Building character strengths, wellbeing and resilience in refugee children: Evaluating the outcomes of a group-based psychosocial support intervention in Uganda
Preventive psychosocial support interventions can improve psychosocial wellbeing and promote resilience of conflict-affected children. Yet few studies have evaluated the outcomes or effectiveness of such interventions. War Child aims to address this gap by evaluating the outcomes of Team Up, a movement-based psychosocial support intervention for refugee youth.
War Child (WCH) works to improve the resilience and wellbeing of children affected by violence and armed conflict. In partnership with UNICEF and Save the Children, WCH launched the Team Up program in 2016. Designed for schools and Child Friendly Spaces (CFSs)—spaces set up by agencies to support children during emergencies—Team Up consists of low-intensity recreational activities structured around eight psychosocial themes. These activities help children develop skills and behaviors to manage their anger, resolve conflicts, and develop respectful and friendly interpersonal relations. The easy-access intervention aims to enable children to better process their emotions, increase feelings of joy and optimism, and foster collaboration, respect, and friendships among children. Having been implemented and evaluated in refugee centers in the Netherlands, TeamUp is currently underway in refugee camps in Uganda.

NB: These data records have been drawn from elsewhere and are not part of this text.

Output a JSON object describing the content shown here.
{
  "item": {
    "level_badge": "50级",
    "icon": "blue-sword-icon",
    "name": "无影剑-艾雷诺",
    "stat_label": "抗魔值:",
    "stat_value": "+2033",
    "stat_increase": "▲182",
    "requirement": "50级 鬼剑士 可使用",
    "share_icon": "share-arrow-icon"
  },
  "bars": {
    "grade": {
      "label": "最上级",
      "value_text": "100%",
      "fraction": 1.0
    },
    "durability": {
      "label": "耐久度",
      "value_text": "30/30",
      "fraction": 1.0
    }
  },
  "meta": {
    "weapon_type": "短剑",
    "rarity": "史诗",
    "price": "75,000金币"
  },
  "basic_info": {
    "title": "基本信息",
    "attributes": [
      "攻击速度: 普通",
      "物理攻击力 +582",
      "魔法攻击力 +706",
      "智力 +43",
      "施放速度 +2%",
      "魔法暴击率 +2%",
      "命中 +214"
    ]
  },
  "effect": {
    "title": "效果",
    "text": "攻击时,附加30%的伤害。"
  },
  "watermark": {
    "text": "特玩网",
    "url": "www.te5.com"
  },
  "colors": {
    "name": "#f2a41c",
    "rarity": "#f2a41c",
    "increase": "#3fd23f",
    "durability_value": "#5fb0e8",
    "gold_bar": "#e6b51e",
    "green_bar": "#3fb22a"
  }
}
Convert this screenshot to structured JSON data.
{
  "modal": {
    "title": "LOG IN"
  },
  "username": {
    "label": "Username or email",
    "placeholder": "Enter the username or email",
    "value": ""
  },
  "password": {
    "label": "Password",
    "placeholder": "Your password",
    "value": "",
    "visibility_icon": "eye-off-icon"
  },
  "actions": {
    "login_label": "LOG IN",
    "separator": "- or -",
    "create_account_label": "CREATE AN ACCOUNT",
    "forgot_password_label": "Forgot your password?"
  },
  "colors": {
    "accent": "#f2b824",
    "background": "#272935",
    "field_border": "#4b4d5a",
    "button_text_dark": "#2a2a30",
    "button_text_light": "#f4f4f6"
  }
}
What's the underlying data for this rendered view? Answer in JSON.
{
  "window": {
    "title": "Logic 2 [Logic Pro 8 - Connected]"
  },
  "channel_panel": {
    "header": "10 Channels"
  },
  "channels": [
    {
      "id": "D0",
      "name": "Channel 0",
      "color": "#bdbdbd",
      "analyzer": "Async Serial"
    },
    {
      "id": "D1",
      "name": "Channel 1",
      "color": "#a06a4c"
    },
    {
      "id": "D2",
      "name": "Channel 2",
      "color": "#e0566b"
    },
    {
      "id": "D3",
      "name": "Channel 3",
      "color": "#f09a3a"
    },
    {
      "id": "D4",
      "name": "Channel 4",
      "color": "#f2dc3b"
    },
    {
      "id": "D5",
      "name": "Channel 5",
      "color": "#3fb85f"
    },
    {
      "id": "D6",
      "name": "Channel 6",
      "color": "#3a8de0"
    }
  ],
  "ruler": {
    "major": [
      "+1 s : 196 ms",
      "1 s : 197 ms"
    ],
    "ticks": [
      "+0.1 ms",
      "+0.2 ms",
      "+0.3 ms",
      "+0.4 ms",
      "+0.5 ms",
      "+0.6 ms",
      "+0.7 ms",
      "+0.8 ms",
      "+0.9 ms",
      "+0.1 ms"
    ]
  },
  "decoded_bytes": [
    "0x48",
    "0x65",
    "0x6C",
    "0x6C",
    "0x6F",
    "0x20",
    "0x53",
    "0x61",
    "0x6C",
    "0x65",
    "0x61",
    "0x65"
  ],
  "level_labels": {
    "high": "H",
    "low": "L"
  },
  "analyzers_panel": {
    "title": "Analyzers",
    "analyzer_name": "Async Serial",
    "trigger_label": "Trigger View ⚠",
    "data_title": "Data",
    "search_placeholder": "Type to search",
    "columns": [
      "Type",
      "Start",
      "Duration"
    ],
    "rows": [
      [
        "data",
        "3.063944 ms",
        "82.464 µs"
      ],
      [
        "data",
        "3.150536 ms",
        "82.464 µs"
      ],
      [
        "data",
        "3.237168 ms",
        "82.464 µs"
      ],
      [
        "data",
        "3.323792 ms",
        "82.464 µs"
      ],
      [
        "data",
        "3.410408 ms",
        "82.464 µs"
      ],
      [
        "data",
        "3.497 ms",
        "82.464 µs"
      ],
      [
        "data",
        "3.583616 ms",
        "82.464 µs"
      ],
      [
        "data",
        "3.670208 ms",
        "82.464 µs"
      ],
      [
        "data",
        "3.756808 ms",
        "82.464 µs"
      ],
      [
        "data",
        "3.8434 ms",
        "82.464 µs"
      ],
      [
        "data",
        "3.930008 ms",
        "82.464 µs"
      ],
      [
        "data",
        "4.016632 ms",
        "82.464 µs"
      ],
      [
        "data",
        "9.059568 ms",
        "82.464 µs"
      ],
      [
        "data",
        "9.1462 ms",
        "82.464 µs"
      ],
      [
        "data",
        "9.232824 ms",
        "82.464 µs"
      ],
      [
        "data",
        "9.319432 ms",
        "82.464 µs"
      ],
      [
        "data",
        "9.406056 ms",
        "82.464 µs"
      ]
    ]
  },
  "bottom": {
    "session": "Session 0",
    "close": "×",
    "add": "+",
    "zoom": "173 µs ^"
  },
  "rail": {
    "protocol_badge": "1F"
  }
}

Directed by Dr. Mark Jordans, this project will evaluate the outcomes of TeamUp. The team hypothesizes that compared to children in the control group, TeamUp participants will show improved resilience and psychosocial wellbeing. This will provide evidence for potential impact and inform scale-up in similar low-resource settings.
Outputs will include a peer-reviewed article and policy report to guide psychosocial program implementation in humanitarian settings. The ultimate goal is for TeamUp to become the intervention of choice for implementation in emergencies throughout the humanitarian sector.